Criminal Justice and Courts Bill – vote on indeterminate sentences

On 20th October 2014 the House of Lords debated the Government’s Criminal Justice and Courts Bill during its Report Stage. Peers debated an amendment from Crossbench Peer Lord Lloyd of Berwick to Clause 10, relating to treatment of prisoners serving indeterminate sentences. The Bishop of Rochester, Rt Rev James Langstaff, joined several Peers in expressing support for the amendment and he voted for its inclusion during the subsequent Division of the House.

Clause 10: Initial release and release after recall: life sentences

Amendment 39. Moved by Lord Lloyd of Berwick

Clause 10, page 11, line 2, after “(prisoners)” insert—

“(a) after subsection (2) insert—

“(2A) Without prejudice to the powers of the Secretary of State to change the release test under this section, the Parole Board shall direct the release on licence of prisoners serving indeterminate sentences with a tariff of less than 2 years imposed before 2008 when the Criminal Justice Act 2003 was amended.”;”

Lord Lloyd of Berwick: [extract] My Lords, this amendment relates to a group of 650 prisoners serving indeterminate sentences for the protection of the public under Section 225 of the Criminal Justice Act 2003. They are part of a much larger group of over 5,000 prisoners serving indeterminate sentences under that section. However, this amendment does not affect the larger group.

As your Lordships know, the IPP sentence has now been abolished. Mr Blunkett, who introduced the sentence in 2003, has accepted that although the idea was sound the implementation was disastrous—for which, I believe, he has apologised, a rare thing in politics. The problems became apparent very early on. As a result, Section 225 was amended in 2008. The amendment affected in two ways the group of prisoners with whom I am particularly concerned. First, the indeterminate sentence ceased to be available for those with a tariff of less than two years. Secondly, whereas the court was bound to assume under the provisions of the Act that the defendant was dangerous before 2008, that assumption ceased to apply after 2008. It was for the judge thereafter to decide in each case whether or not to impose an indeterminate sentence.

So far, so good. But there was one great defect in the amending legislation, which I am afraid to say I failed to notice at the time. It made no provision at all for those who had already been given an indeterminate sentence with a tariff of less than two years before the amendment took effect. One therefore had this position: a defendant committing a minor offence—such as arson, wounding, or whatever it might be—before 2008 which merited a determinate sentence of, say, four years, would be given an indeterminate sentence with a tariff of two years, or half the notional determinate sentence. That was the way in which it was intended to work and did work. There was no alternative.

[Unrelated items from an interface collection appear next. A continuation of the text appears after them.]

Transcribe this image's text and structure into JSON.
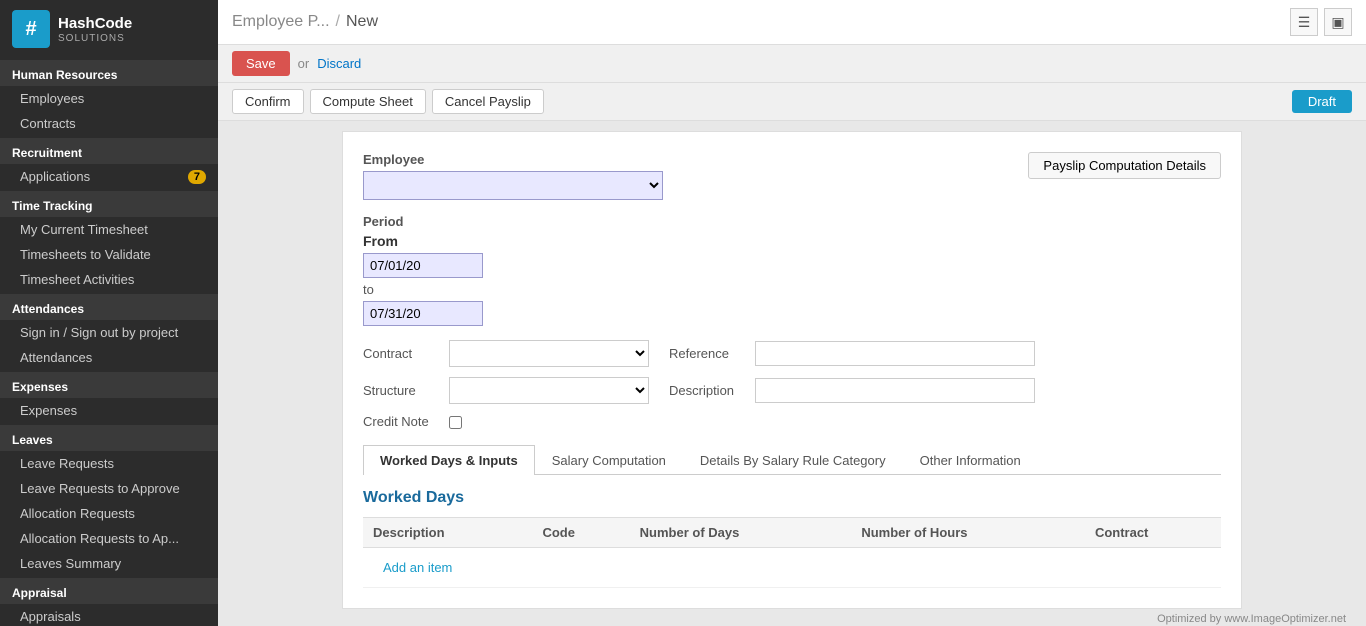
{
  "sidebar": {
    "logo": {
      "icon": "#",
      "name_part1": "Hash",
      "name_part2": "Code",
      "sub": "SOLUTIONS"
    },
    "sections": [
      {
        "header": "Human Resources",
        "items": [
          {
            "label": "Employees",
            "badge": null,
            "active": false
          },
          {
            "label": "Contracts",
            "badge": null,
            "active": false
          }
        ]
      },
      {
        "header": "Recruitment",
        "items": [
          {
            "label": "Applications",
            "badge": "7",
            "active": false
          }
        ]
      },
      {
        "header": "Time Tracking",
        "items": [
          {
            "label": "My Current Timesheet",
            "badge": null,
            "active": false
          },
          {
            "label": "Timesheets to Validate",
            "badge": null,
            "active": false
          },
          {
            "label": "Timesheet Activities",
            "badge": null,
            "active": false
          }
        ]
      },
      {
        "header": "Attendances",
        "items": [
          {
            "label": "Sign in / Sign out by project",
            "badge": null,
            "active": false
          },
          {
            "label": "Attendances",
            "badge": null,
            "active": false
          }
        ]
      },
      {
        "header": "Expenses",
        "items": [
          {
            "label": "Expenses",
            "badge": null,
            "active": false
          }
        ]
      },
      {
        "header": "Leaves",
        "items": [
          {
            "label": "Leave Requests",
            "badge": null,
            "active": false
          },
          {
            "label": "Leave Requests to Approve",
            "badge": null,
            "active": false
          },
          {
            "label": "Allocation Requests",
            "badge": null,
            "active": false
          },
          {
            "label": "Allocation Requests to Ap...",
            "badge": null,
            "active": false
          },
          {
            "label": "Leaves Summary",
            "badge": null,
            "active": false
          }
        ]
      },
      {
        "header": "Appraisal",
        "items": [
          {
            "label": "Appraisals",
            "badge": null,
            "active": false
          }
        ]
      }
    ]
  },
  "header": {
    "breadcrumb_parent": "Employee P...",
    "breadcrumb_sep": "/",
    "breadcrumb_current": "New"
  },
  "toolbar": {
    "save_label": "Save",
    "or_label": "or",
    "discard_label": "Discard"
  },
  "buttons": {
    "confirm": "Confirm",
    "compute_sheet": "Compute Sheet",
    "cancel_payslip": "Cancel Payslip",
    "draft": "Draft"
  },
  "form": {
    "employee_label": "Employee",
    "employee_value": "",
    "payslip_btn": "Payslip Computation Details",
    "period_label": "Period",
    "from_label": "From",
    "from_date": "07/01/20",
    "to_label": "to",
    "to_date": "07/31/20",
    "contract_label": "Contract",
    "contract_value": "",
    "reference_label": "Reference",
    "reference_value": "",
    "structure_label": "Structure",
    "structure_value": "",
    "description_label": "Description",
    "description_value": "",
    "credit_note_label": "Credit Note",
    "credit_note_checked": false
  },
  "tabs": {
    "items": [
      {
        "label": "Worked Days & Inputs",
        "active": true
      },
      {
        "label": "Salary Computation",
        "active": false
      },
      {
        "label": "Details By Salary Rule Category",
        "active": false
      },
      {
        "label": "Other Information",
        "active": false
      }
    ]
  },
  "worked_days": {
    "title": "Worked Days",
    "table": {
      "columns": [
        "Description",
        "Code",
        "Number of Days",
        "Number of Hours",
        "Contract"
      ],
      "rows": [],
      "add_item": "Add an item"
    }
  },
  "watermark": "Optimized by www.ImageOptimizer.net"
}
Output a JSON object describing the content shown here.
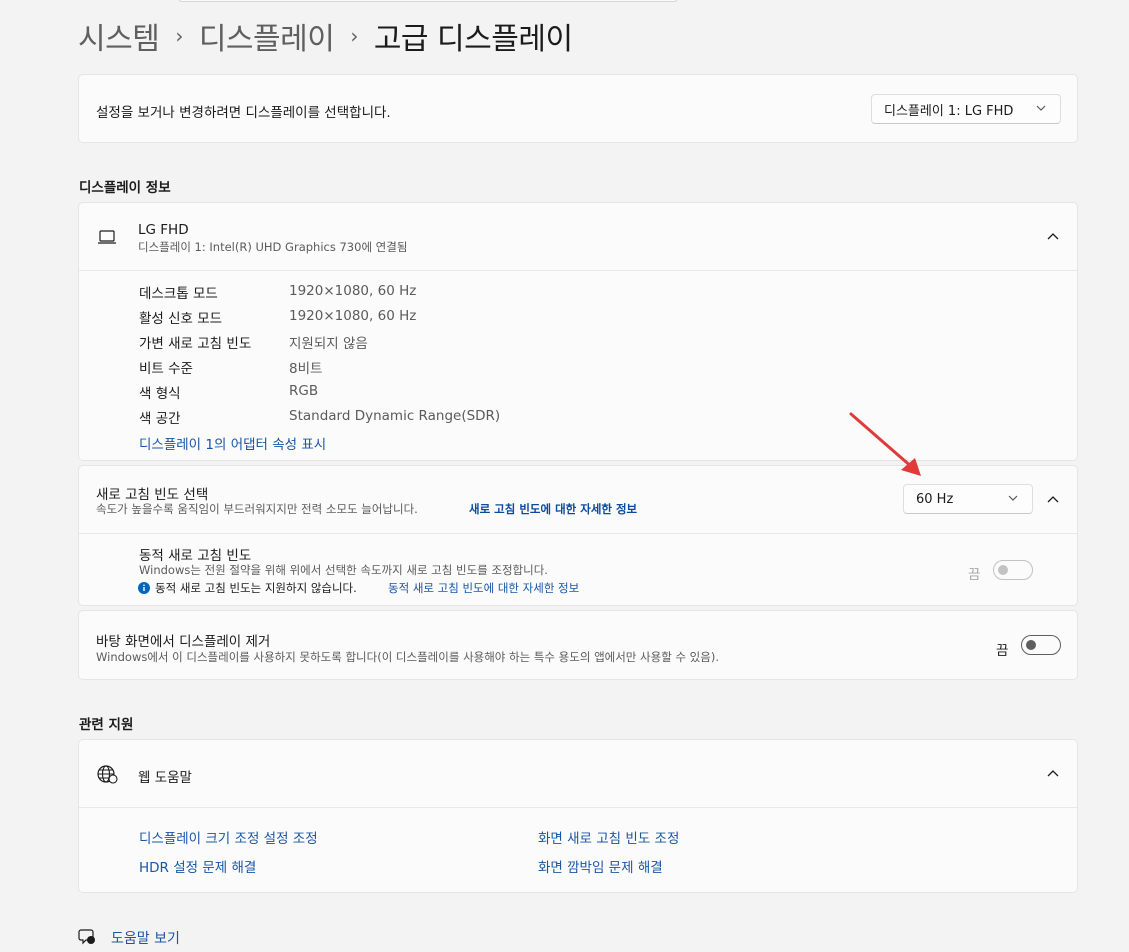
{
  "breadcrumb": {
    "items": [
      "시스템",
      "디스플레이",
      "고급 디스플레이"
    ],
    "separator": "›"
  },
  "select_display": {
    "prompt": "설정을 보거나 변경하려면 디스플레이를 선택합니다.",
    "selected": "디스플레이 1: LG FHD"
  },
  "display_info": {
    "section_title": "디스플레이 정보",
    "monitor_name": "LG FHD",
    "monitor_sub": "디스플레이 1: Intel(R) UHD Graphics 730에 연결됨",
    "rows": [
      {
        "label": "데스크톱 모드",
        "value": "1920×1080, 60 Hz"
      },
      {
        "label": "활성 신호 모드",
        "value": "1920×1080, 60 Hz"
      },
      {
        "label": "가변 새로 고침 빈도",
        "value": "지원되지 않음"
      },
      {
        "label": "비트 수준",
        "value": "8비트"
      },
      {
        "label": "색 형식",
        "value": "RGB"
      },
      {
        "label": "색 공간",
        "value": "Standard Dynamic Range(SDR)"
      }
    ],
    "adapter_link": "디스플레이 1의 어댑터 속성 표시"
  },
  "refresh_rate": {
    "title": "새로 고침 빈도 선택",
    "description": "속도가 높을수록 움직임이 부드러워지지만 전력 소모도 늘어납니다.",
    "more_link": "새로 고침 빈도에 대한 자세한 정보",
    "selected": "60 Hz",
    "dynamic": {
      "title": "동적 새로 고침 빈도",
      "description": "Windows는 전원 절약을 위해 위에서 선택한 속도까지 새로 고침 빈도를 조정합니다.",
      "note": "동적 새로 고침 빈도는 지원하지 않습니다.",
      "note_link": "동적 새로 고침 빈도에 대한 자세한 정보",
      "state_label": "끔",
      "enabled": false
    }
  },
  "remove_display": {
    "title": "바탕 화면에서 디스플레이 제거",
    "description": "Windows에서 이 디스플레이를 사용하지 못하도록 합니다(이 디스플레이를 사용해야 하는 특수 용도의 앱에서만 사용할 수 있음).",
    "state_label": "끔",
    "enabled": false
  },
  "related": {
    "section_title": "관련 지원",
    "web_help": "웹 도움말",
    "links": [
      "디스플레이 크기 조정 설정 조정",
      "화면 새로 고침 빈도 조정",
      "HDR 설정 문제 해결",
      "화면 깜박임 문제 해결"
    ]
  },
  "get_help": "도움말 보기",
  "colors": {
    "accent_link": "#1a56a6",
    "annotation_arrow": "#e03a3a",
    "info_icon": "#0067c0"
  }
}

However, exactly the same defendant committing exactly the same offence after 2008 could not be given an indeterminate sentence; it was simply no longer available for him. He will have been given, correctly, a determinate sentence of four years. As a result, he will of course have been released years ago under the ordinary early release provisions entitling him to release at a halfway stage. Meanwhile, the 650 unfortunate defendants committing exactly the same offence before 2008 are still in prison. I suggest that it does not take much imagination to see the sense of injustice that that has created…

Bishop of RochesterThe Lord Bishop of Rochester: My Lords, I stand here as someone who does not share the professional knowledge that some have shown very clearly in this debate; their arguments were clearly and well made. The simple argument from fairness as regards one cohort of prisoners against another has also been referred to, which is also a powerful argument. A very pragmatic argument has also been alluded to, which is that we have within the prison estate this group of prisoners who have good reason to feel unhappy with their lot. That cannot but make their management more difficult for those who are charged with managing them within the prison estate. Therefore, pragmatic arguments as well as what you might call moral and legal arguments are relevant to this case. I am one of those who would wish to support this amendment. Not only would it right a wrong, but it would lead to an easing of the burdens upon those who have responsibilities for the management of our prisons.

Division on Amendment 39

Contents 80; Not-Contents 170. Government win (Amendment 39 disagreed).

The Bishop of Rochester voted content.

(via Parliament.uk)